===== Listed records
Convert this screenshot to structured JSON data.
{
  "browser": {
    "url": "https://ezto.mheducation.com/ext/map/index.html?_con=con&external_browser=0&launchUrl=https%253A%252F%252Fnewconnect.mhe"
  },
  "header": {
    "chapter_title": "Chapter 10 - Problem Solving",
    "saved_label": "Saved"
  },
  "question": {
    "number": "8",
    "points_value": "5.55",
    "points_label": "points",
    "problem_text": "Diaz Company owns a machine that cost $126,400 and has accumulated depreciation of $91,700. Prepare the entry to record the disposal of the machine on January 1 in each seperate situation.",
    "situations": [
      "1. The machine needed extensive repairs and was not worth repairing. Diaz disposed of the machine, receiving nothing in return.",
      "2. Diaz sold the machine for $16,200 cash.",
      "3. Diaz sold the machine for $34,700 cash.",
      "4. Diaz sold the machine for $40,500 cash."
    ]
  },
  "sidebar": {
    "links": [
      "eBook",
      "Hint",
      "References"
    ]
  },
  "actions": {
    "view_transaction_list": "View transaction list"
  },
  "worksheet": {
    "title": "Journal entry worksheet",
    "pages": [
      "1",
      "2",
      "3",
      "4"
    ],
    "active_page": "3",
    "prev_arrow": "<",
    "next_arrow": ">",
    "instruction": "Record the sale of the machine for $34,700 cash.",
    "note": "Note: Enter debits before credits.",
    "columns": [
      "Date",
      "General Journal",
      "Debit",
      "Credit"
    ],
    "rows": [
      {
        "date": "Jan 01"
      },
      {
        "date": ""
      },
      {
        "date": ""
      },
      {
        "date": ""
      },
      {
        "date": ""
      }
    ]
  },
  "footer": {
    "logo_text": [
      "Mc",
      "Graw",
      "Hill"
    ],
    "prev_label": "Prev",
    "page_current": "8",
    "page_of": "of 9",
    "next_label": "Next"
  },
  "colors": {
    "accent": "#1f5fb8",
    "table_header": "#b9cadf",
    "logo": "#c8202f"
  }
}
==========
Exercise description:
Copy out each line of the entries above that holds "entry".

Your response:
    "problem_text": "Diaz Company owns a machine that cost $126,400 and has accumulated depreciation of $91,700. Prepare the entry to record the disposal of the machine on January 1 in each seperate situation.",
    "title": "Journal entry worksheet",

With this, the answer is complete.